into a clouded sky searching
for the hidden sun, or

it may wander off, a child
momentarily free of parents
off to discover the real world, or

it may retreat back into
the pen, unwilling to be seen,
objecting to its misuse, or

it may sit in front of the TV
and watch soap operas
and game shows, not caring
what is on the screen, just
escaping from the damned page, or

it may sit still, be tucked away
and hope one day to be accepted
for all the world to see.

WRITE ON

The problem with too many
songwriters these days is
that they either pose a question
but demand answers, or only
partially answer their own question,
leaving the listener to guess
at the balance of the answer.

You are atop my list, sadly,
dear Alanis, for when you ask
if it is ironic, for most
of your examples I must
respond that it is not so.

And Paul, nice song, but
would you care to tell us
the other forty-five ways
to leave your lover?

But in the spirit of giving
to Michael Stipe I say
I spoke to Ken and we
agree it is 88.5 MHz.

ARIA

After years of embarrassment
I have finally come into the light.
It isn’t that my writing has improved,
although I surmise that would
be a narrow space to fill,
or that I can now draw things
that were once stick people
and animals and things.

What has improved, and
improved significantly
is my singing voice, once
a three note range, and one
not known to music,
but now I carry complex
tunes to near perfection.

If you ask how this
is possible, I will let
you in on a secret, it is
all in the audience,
and mine is now limited
to those stone deaf.

NOT EVEN CLOSE

It was Salvador Dali who once said:
“Have no fear of perfection,
you’ll never reach it.”
It might have easily have been
my creative writing professor
in College, although he would
have added, “and in your case
I doubt you’ll ever get close.”

Well over time I have
certainly proved Dali right,
although I’d like to think
the esteemed professor
missed the mark, but
as Cage said, Nicolas
not John, “Nobody
wants to watch perfection.”

INSTRUCTIONS TO MY ENGLISH LIT CLASS

First, read the syllabus
and buy the books we will read.
Note that I have carefully selected
works for which there are no Cliff Notes
or their equivalent, so if you were
counting on that consider yourself screwed.

When you write an essay, do not ever,
let me emphasize EVER, begin by saying
in my opinion, for if I wanted
an opinion on a great writer’s work
I would as soon stop and ask
my multigrain bagel what it thought,
although I admit its Everything cousin
did have some amazing insights into Hamlet.

Do not bother plagarizing quotes
from things you find on the internet,
for they will either be wrong or
you will have found them by using
Google or another search engine
and I discovered those when you
were still in diapers.
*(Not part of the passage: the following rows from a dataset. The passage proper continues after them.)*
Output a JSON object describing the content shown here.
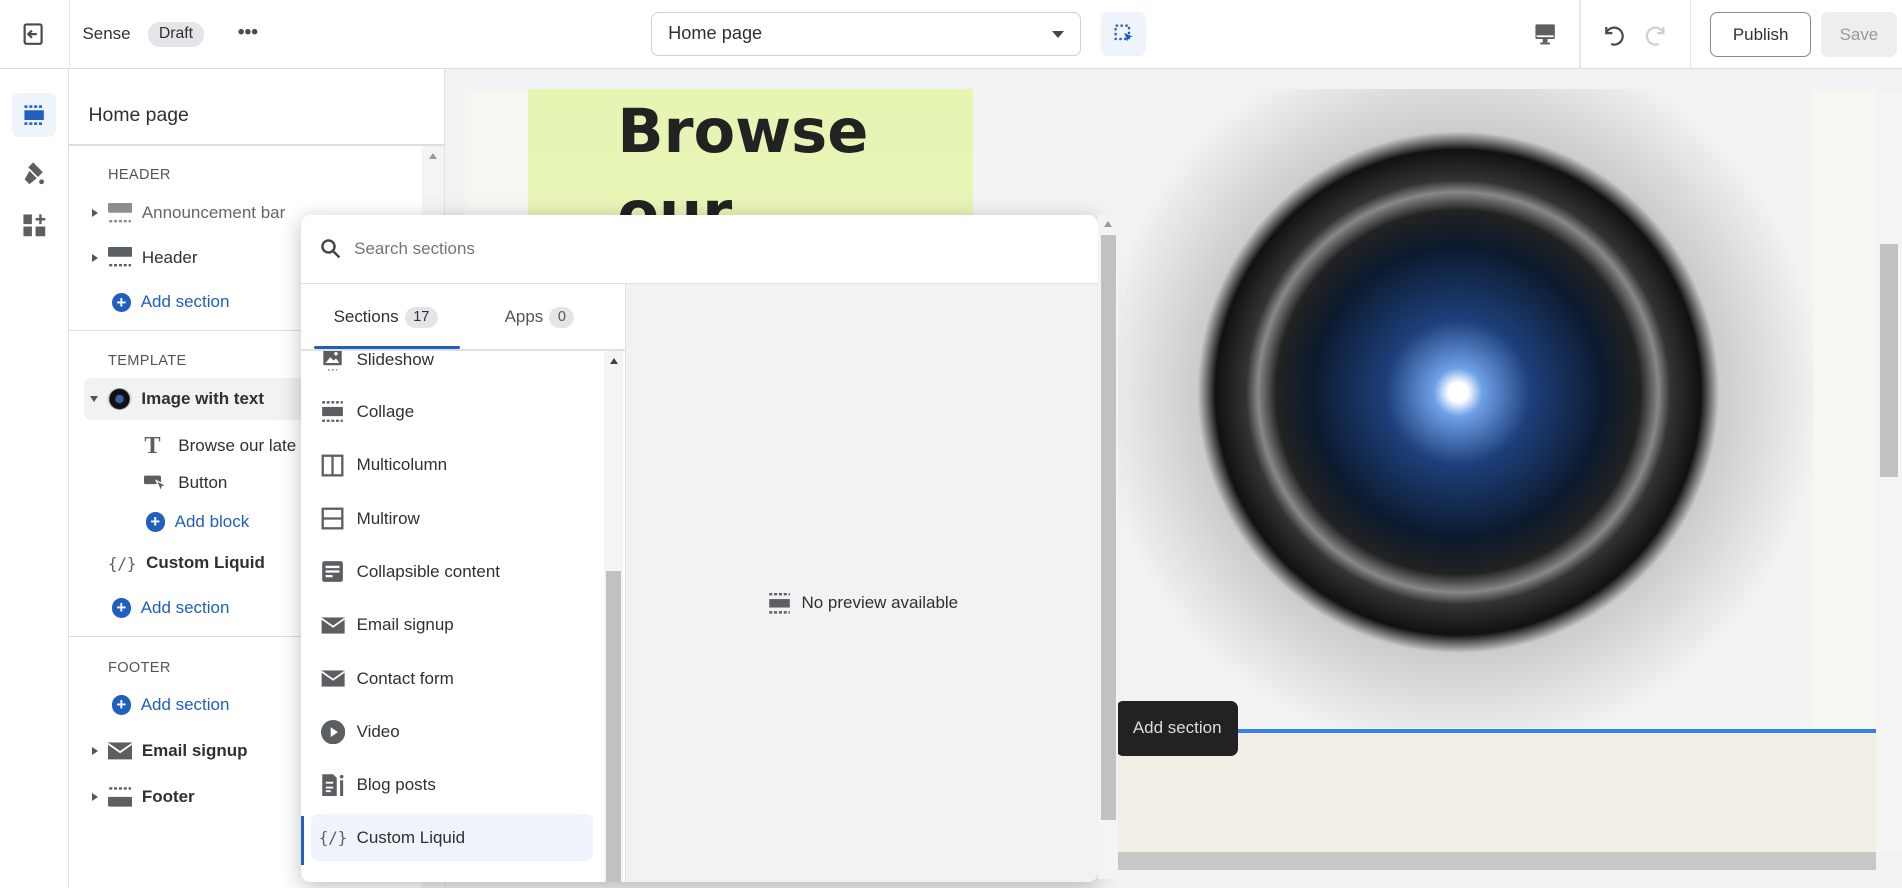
{
  "topbar": {
    "theme_name": "Sense",
    "status_badge": "Draft",
    "more": "•••",
    "page_select": "Home page",
    "publish": "Publish",
    "save": "Save"
  },
  "sidebar": {
    "title": "Home page",
    "header_label": "HEADER",
    "announcement_bar": "Announcement bar",
    "header": "Header",
    "add_section": "Add section",
    "template_label": "TEMPLATE",
    "image_with_text": "Image with text",
    "block_text": "Browse our late",
    "block_button": "Button",
    "add_block": "Add block",
    "custom_liquid": "Custom Liquid",
    "footer_label": "FOOTER",
    "email_signup": "Email signup",
    "footer": "Footer"
  },
  "preview": {
    "heading": "Browse our",
    "add_section_tooltip": "Add section"
  },
  "popup": {
    "search_placeholder": "Search sections",
    "tabs": [
      {
        "label": "Sections",
        "count": "17"
      },
      {
        "label": "Apps",
        "count": "0"
      }
    ],
    "items": [
      "Slideshow",
      "Collage",
      "Multicolumn",
      "Multirow",
      "Collapsible content",
      "Email signup",
      "Contact form",
      "Video",
      "Blog posts",
      "Custom Liquid"
    ],
    "selected": "Custom Liquid",
    "no_preview": "No preview available"
  },
  "colors": {
    "accent": "#1f5fbf",
    "preview_green": "#e6f5b2"
  }
}
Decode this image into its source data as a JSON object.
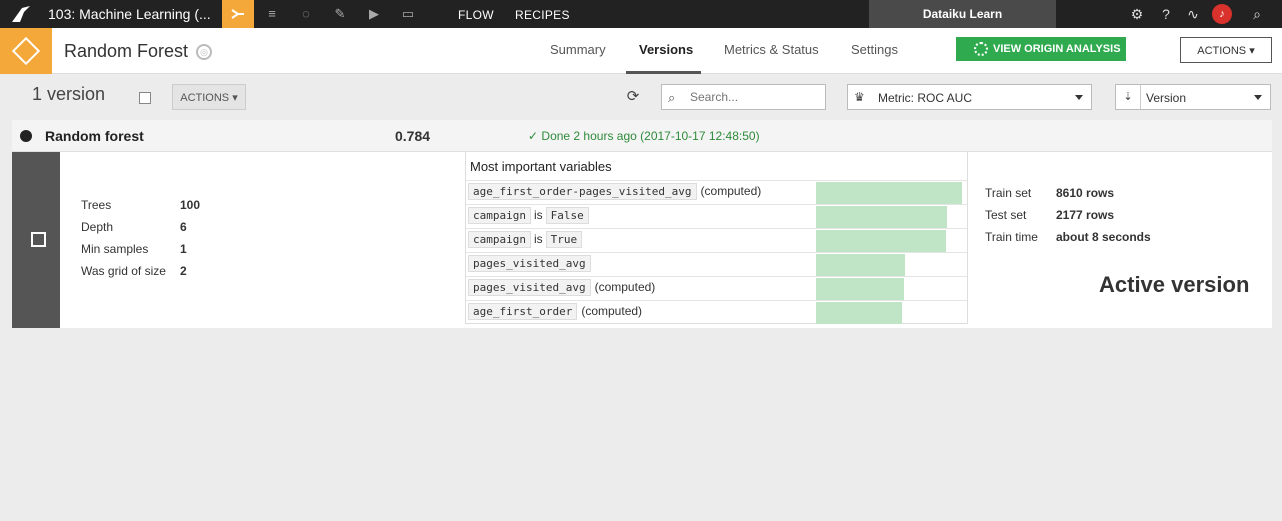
{
  "nav": {
    "project_title": "103: Machine Learning (...",
    "flow": "FLOW",
    "recipes": "RECIPES",
    "instance": "Dataiku Learn",
    "accent": "#f4a83a"
  },
  "header": {
    "model_title": "Random Forest",
    "tabs": [
      "Summary",
      "Versions",
      "Metrics & Status",
      "Settings"
    ],
    "active_tab": "Versions",
    "view_origin": "VIEW ORIGIN ANALYSIS",
    "actions": "ACTIONS"
  },
  "toolbar": {
    "count": "1 version",
    "actions": "ACTIONS",
    "search_placeholder": "Search...",
    "metric": "Metric: ROC AUC",
    "sort": "Version"
  },
  "version": {
    "name": "Random forest",
    "score": "0.784",
    "status": "Done 2 hours ago (2017-10-17 12:48:50)",
    "params": [
      {
        "k": "Trees",
        "v": "100"
      },
      {
        "k": "Depth",
        "v": "6"
      },
      {
        "k": "Min samples",
        "v": "1"
      },
      {
        "k": "Was grid of size",
        "v": "2"
      }
    ],
    "vars_title": "Most important variables",
    "variables": [
      {
        "code": "age_first_order-pages_visited_avg",
        "is": "",
        "val": "",
        "suffix": "(computed)",
        "importance": 1.0
      },
      {
        "code": "campaign",
        "is": "is",
        "val": "False",
        "suffix": "",
        "importance": 0.9
      },
      {
        "code": "campaign",
        "is": "is",
        "val": "True",
        "suffix": "",
        "importance": 0.89
      },
      {
        "code": "pages_visited_avg",
        "is": "",
        "val": "",
        "suffix": "",
        "importance": 0.61
      },
      {
        "code": "pages_visited_avg",
        "is": "",
        "val": "",
        "suffix": "(computed)",
        "importance": 0.6
      },
      {
        "code": "age_first_order",
        "is": "",
        "val": "",
        "suffix": "(computed)",
        "importance": 0.59
      }
    ],
    "stats": [
      {
        "k": "Train set",
        "v": "8610 rows"
      },
      {
        "k": "Test set",
        "v": "2177 rows"
      },
      {
        "k": "Train time",
        "v": "about 8 seconds"
      }
    ],
    "active_label": "Active version"
  }
}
And finally
if you ask for more time to write
a paper, I will give you a strong
recommendation to take my friend’s
Intermediate Composition class,
the one you tried to duck
by taking my class instead.

DARE I SAY

Few will dare say it, but I
have always imagined myself
among the few at most things
so I suppose it falls to me.

The lifecycle of the poet
incises an arc and there are
recognizable nodes along its path
from beginning to end.

The first poem published in a
journal, no matter how small,
then one in a publication others
have heard of, if never read.

Next you are in good company in
the Review you could find
on the shelves of your bookstore
in the deep past when bookstores existed,

then onward to the self-published
book or chapbook, and maybe one
by a noted press, the apex
for almost any poetic career.

But gravity takes hold, the descent
will be sharp and often ugly, marked
by the poet believing the blurbs
on the back cover of his book.

EMPTY SACKS WILL NEVER STAND UPRIGHT

There are nights
when the song
of a single cricket
can pull you away from sleep.
She says that she has heard
that not all Angels have wings
and neither of them
is sure how you would know
if you met a bodhisattva.
He searches the mail
every day, for a letter
from unknown birth parents
but none of the credit cards
he ought to carry
offers to rebate his dreams.
Each night they lie
back pressed to back
and slip into dreams.
She records hers
in the journal she keeps
with the pen, by the bed.
He struggles to recall his
and places what shards he can
in the burlap sack
of his memory.

First Published in Where Beach Meets Ocean, The Block Island Poetry Project, 2013